The Beginners Guide To Options (Chapter 1)

A Guide to Different Types of Two-Factor Authentication In today’s society, where the world wide web is such a major part of day-to-day life for so many people, personal security is crucial. One of the most common tactics companies use to ensure their users’ personal data is secure on the internet is ask them to go through a two-factor authentication process. The odds are good that you’ve used two-factor authentication, or 2FA, quite often, without actually recognizing it for what it was. 2FA refers to the fact that an individual must input two pieces of login information in two steps to prove his or her legitimacy. The most prevalent example of two-factor authentication happens at a bank ATM, no matter where you happen to be. When you put your debit card into the machine, it functions, so to speak, as your login information. Once that step is over, you will be asked to type in your PIN number as proof that you are the individual who owns the card and the associated account. 2FA is meant to weed out identity thieves and stop crooks in their tracks. As you continue looking through this guide, you will see additional information about some of the popular forms of two-factor authentication you are sure to run across online at one time or another. You Might Have to Enter a One-Time SMS Password

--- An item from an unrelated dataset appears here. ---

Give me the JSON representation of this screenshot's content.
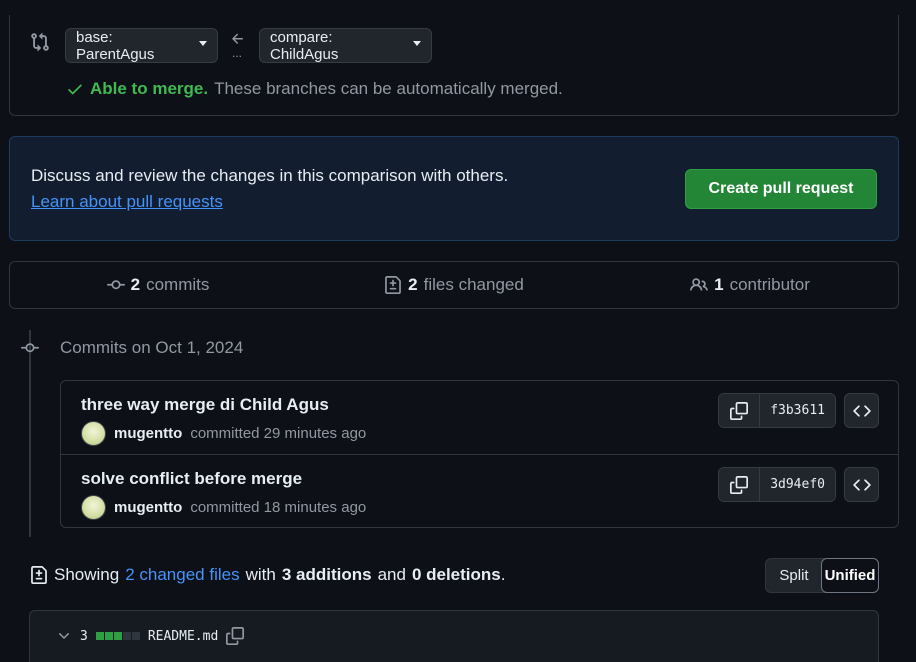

A Beginners Guide To Technology
In some cases, once you’ve entered your username and password, the system will prompt you to allow the delivery of a one-time use password via a text message. This proves to the system that you have access to the phone number they have on file for you; a thief, in almost all cases, would not. The only downside of one-time use SMS passwords is that they don’t work with landlines.

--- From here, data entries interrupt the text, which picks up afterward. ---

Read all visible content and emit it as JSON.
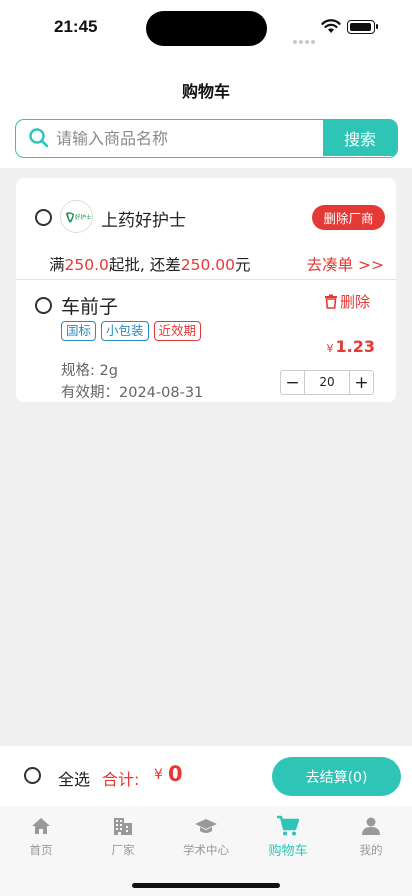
{
  "status_bar": {
    "time": "21:45"
  },
  "header": {
    "title": "购物车"
  },
  "search": {
    "placeholder": "请输入商品名称",
    "button_label": "搜索"
  },
  "vendor": {
    "name": "上药好护士",
    "logo_text": "好护士",
    "delete_label": "删除厂商",
    "min_order_prefix": "满",
    "min_order_amount": "250.0",
    "min_order_mid": "起批, 还差",
    "min_order_remaining": "250.00",
    "min_order_suffix": "元",
    "go_order_label": "去凑单 >>"
  },
  "product": {
    "name": "车前子",
    "delete_label": "删除",
    "tags": [
      "国标",
      "小包装",
      "近效期"
    ],
    "spec": "规格: 2g",
    "expiry": "有效期：2024-08-31",
    "currency": "¥",
    "price": "1.23",
    "quantity": "20",
    "minus": "−",
    "plus": "+"
  },
  "checkout": {
    "select_all_label": "全选",
    "total_label": "合计:",
    "currency": "¥",
    "total_value": "0",
    "checkout_label": "去结算(0)"
  },
  "tabs": [
    {
      "label": "首页",
      "icon": "home-icon",
      "active": false
    },
    {
      "label": "厂家",
      "icon": "building-icon",
      "active": false
    },
    {
      "label": "学术中心",
      "icon": "graduation-cap-icon",
      "active": false
    },
    {
      "label": "购物车",
      "icon": "cart-icon",
      "active": true
    },
    {
      "label": "我的",
      "icon": "user-icon",
      "active": false
    }
  ],
  "colors": {
    "accent": "#2ec4b6",
    "danger": "#e53935",
    "tag_blue": "#2e8bc0",
    "background": "#f0f0f0"
  }
}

A Beginners Guide To Technology
Login Verification Is Another Good Option If you’ve ever registered for a website where you have to enter answers to security questions, such as what street you grew up on or what your dog’s name is, you’ve probably used login verification at some point in time. Login verification involves entering another piece of personal information that only you would know after you’ve put in your username and password. It’s only problem is that a thief could, theoretically, have found out the piece of personal information somehow, though it is unlikely. If you happen to run a website, it is especially important for you to fully understand two-factor authentication, as you’ll likely need to implement it to make your users feel safe and secure. If you work with a webmaster, ask him or her to help you make your site as secure as possible.